I had a minor revelation from today’s Watchtower study. This point was completely tangential to the study itself, but it opened up for me a whole new line of reasoning that I had never considered before. It started with the first sentence of paragraph 4:

“It was Jehovah’s purpose that the descendents of Adam and Eve fill the earth.” (w12 9/15 p. 18 par. 4)

From time to time in the field ministry we have all been called upon to explain why God has permitted suffering. Often in those circumstances, I have used a line of reasoning that goes like this: “Jehovah God could have destroyed Adam and Eve on the spot and started fresh by creating a new pair of perfect humans. However, that would not have answered the challenge that Satan raised.”

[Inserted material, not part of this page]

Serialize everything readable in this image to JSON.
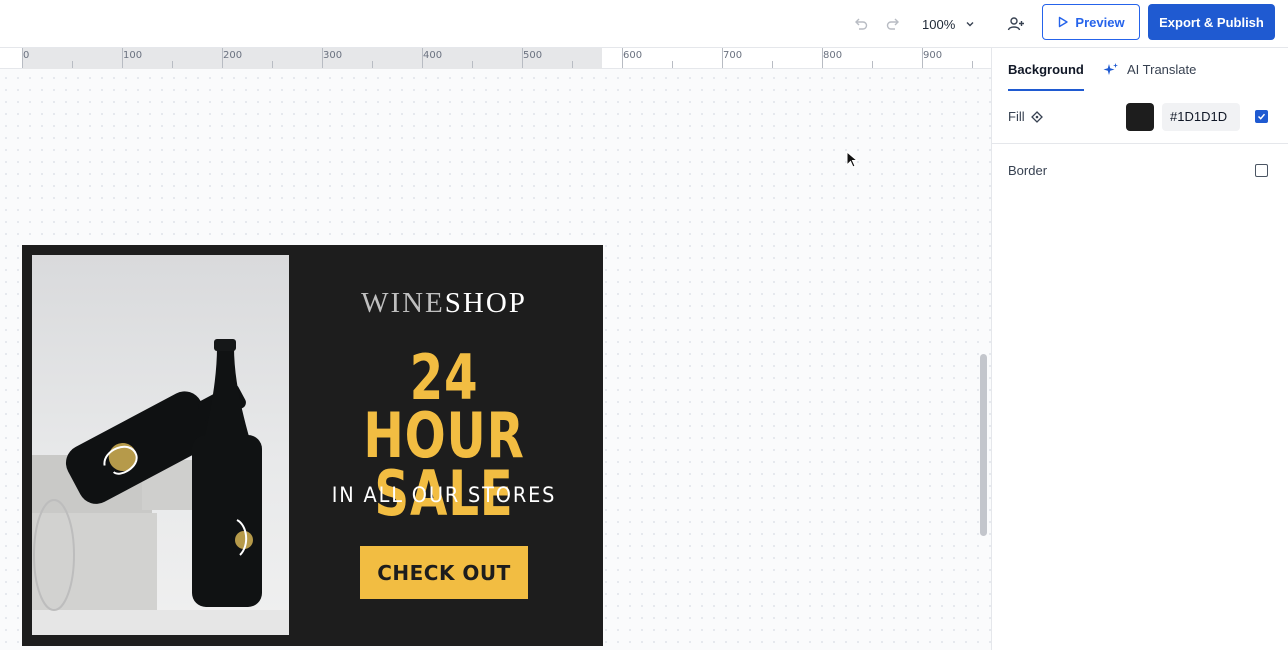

When I read paragraph 4 of this week’s study, I suddenly realized that what I have been saying all this time was not true. Jehovah could not have destroyed the first human pair until they had first produced children.  His purpose wasn’t merely to fill the earth with perfect humans, but to fill it with perfect humans who were also descendents of the first human couple.

 “…so my word that goes forth from my mouth will prove to be. It will not return to me without results…” (Isa. 55:11)

Satan, crafty devil that he is, waited for Jehovah to make his pronouncement at Ge. 1:28 before tempting Eve. Perhaps he reasoned that if he could just win over Adam and Eve, he could thwart God, frustrating his purpose. After all, some corrupted line of reasoning must have induced him into thinking he could come off the winner in this scheme. Whatever the case, it does appear that Jehovah’s unalterable purpose as it related to Adam and Eve would never have allowed him to put the pair away before they had first produced offspring; otherwise, his words would not have been fulfilled—an impossibility.

The devil could not have foreseen how Jehovah would resolve this problem.  Even millennia later Jehovah’s perfect Angels were still trying to work it out. (1 Peter 1:12)  Of course, given his knowledge of God he could simply have believed that Jehovah God would find a way. However, that would be an act of faith, and at that point in time, faith was something he was lacking.

Anyway, getting this understanding allowed me to finally put something to rest. For many years I have wondered why Jehovah God brought about a flood. The Bible explains that it was done because of the wickedness of man at the time. Fair enough, but men have been wicked throughout human history and have committed many atrocities. Jehovah doesn’t strike them down every time they get out of line. In fact, he has only done so on three occasions: 1) flood of Noah’s day; 2) Sodom and Gomorrah; 3) the elimination of the Canaanites.

However, the flood of Noah’s day stands out from the other two in that it was a worldwide destruction. Doing the math, it is very likely that after 1,600 years of human existence—with childbearing women living for centuries—the earth had been filled with millions, or possibly, billions of people. There are cave drawings in North America that appear to predate the flood. Of course, we really can’t say for sure because a global flood would pretty much wipe out all evidence of any civilization that predated it.  Whatever the case, one has to ask why bring a worldwide destruction before Armageddon? Isn’t that what Armageddon is for? Why do it twice?  What was achieved?

One might even claim that Jehovah was stacking the deck in his favor by eliminating all of the devil’s followers and leaving only eight faithful ones of his own to start over.  Of course we know that cannot be true because Jehovah is the God of justice, and he doesn’t need ‘do-overs’. Up until now, I have been able to explain it away using the line of reasoning of a court case. While the judge must be impartial, there are still rules of conduct in the courtroom that he can enforce without compromising his impartiality. If the plaintiff or defendant misbehave and disrupt the decorum of the courtroom, he can be censured, restrained, and even evicted.  The wicked conduct of the people of Noah’s day, it could be reasoned, were actually disrupting the proceedings of the millennia-long court case that is our lives.

However, I now see that there is another factor. Overriding any challenge the devil may have raised regarding the rightness of Jehovah’s rule, is the imperative that Jehovah’s word must be fulfilled. He will not allow anything to keep his purpose from reaching its completion. At the time of the flood, there were only eight individuals who are still loyal to God out of a world of millions, possibly billions. Jehovah’s purpose of populating the earth with the descendents of Adam and Eve was in jeopardy and that could never be; so he was well within his rights to act as he did.

The devil is free to make his case, but he is going outside the boundaries established by God if he tries to thwart Jehovah’s divine purpose.

Anyway, that’s my thought for the day for what it’s worth.